NB 32 Transcript

This episode continues the series on studying the Bible at the word level. The episode utilizes the audio of a short screen capture video (click to download) that Dr. Heiser created to illustrate a range of exegetical fallacies that amateur researchers frequently commit when doing Greek and Hebrew word studies. For those to whom the term is unfamiliar, an “exegetical fallacy” is the academic term use to described flawed methodology in word study and the flawed conclusions that such methods yield. Enjoy this important podcast!


NB 31 Transcript

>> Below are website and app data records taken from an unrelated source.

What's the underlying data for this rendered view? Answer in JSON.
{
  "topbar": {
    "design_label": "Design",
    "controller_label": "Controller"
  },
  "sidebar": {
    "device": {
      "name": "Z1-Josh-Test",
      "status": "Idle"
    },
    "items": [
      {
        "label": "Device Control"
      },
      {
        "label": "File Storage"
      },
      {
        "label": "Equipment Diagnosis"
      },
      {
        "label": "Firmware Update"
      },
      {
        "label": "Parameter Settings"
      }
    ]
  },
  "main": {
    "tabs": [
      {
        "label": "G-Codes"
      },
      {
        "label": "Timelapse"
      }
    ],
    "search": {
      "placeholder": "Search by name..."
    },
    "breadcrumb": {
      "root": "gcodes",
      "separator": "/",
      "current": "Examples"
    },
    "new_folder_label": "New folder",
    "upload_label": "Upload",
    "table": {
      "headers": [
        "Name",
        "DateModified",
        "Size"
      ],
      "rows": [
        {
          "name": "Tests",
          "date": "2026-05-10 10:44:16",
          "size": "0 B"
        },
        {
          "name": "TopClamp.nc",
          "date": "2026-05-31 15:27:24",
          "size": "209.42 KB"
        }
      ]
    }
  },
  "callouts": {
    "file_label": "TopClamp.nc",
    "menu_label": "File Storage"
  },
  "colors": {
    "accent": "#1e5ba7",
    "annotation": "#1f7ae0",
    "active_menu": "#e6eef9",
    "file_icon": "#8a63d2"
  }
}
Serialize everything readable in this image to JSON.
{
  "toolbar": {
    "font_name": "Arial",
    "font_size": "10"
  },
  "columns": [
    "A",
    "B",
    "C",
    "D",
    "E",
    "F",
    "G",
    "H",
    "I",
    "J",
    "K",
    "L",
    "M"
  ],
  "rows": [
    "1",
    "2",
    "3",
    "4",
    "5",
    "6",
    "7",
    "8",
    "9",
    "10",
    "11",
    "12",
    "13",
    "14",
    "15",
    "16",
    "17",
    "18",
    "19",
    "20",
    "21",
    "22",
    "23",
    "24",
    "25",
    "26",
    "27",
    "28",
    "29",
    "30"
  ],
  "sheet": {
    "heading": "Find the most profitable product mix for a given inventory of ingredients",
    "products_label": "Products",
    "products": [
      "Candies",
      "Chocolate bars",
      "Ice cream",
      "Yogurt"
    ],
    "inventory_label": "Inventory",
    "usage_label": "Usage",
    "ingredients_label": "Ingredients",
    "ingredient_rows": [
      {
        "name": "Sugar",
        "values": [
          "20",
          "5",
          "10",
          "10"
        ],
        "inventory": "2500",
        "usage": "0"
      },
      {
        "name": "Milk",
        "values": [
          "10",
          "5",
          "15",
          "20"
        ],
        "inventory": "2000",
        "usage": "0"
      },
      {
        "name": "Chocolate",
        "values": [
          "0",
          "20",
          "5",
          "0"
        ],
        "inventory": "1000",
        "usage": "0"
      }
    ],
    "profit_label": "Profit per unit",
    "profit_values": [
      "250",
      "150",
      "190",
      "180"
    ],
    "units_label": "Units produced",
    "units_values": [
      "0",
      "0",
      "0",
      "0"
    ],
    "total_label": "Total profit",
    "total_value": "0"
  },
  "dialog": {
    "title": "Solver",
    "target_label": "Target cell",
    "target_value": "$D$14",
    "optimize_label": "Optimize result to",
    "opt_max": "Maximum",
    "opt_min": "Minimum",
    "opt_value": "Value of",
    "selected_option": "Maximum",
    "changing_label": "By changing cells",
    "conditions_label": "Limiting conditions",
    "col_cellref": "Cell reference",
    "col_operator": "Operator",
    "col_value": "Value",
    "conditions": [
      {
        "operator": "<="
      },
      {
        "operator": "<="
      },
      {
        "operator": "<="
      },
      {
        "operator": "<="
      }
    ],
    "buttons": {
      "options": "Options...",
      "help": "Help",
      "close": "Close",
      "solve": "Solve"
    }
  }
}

In this episode, we’re going to talk about two genres: prophecy and apocalyptic. The reason for doubling up will become apparent as we proceed, but basically we need to talk about these two genres because most modern Bible students don’t realize there are clear differences between the two. That is, most people assume that “prophecy” has something to do with predicting the end times – but it actually doesn’t – that’s the apocalyptic genre.


NB 29 Transcript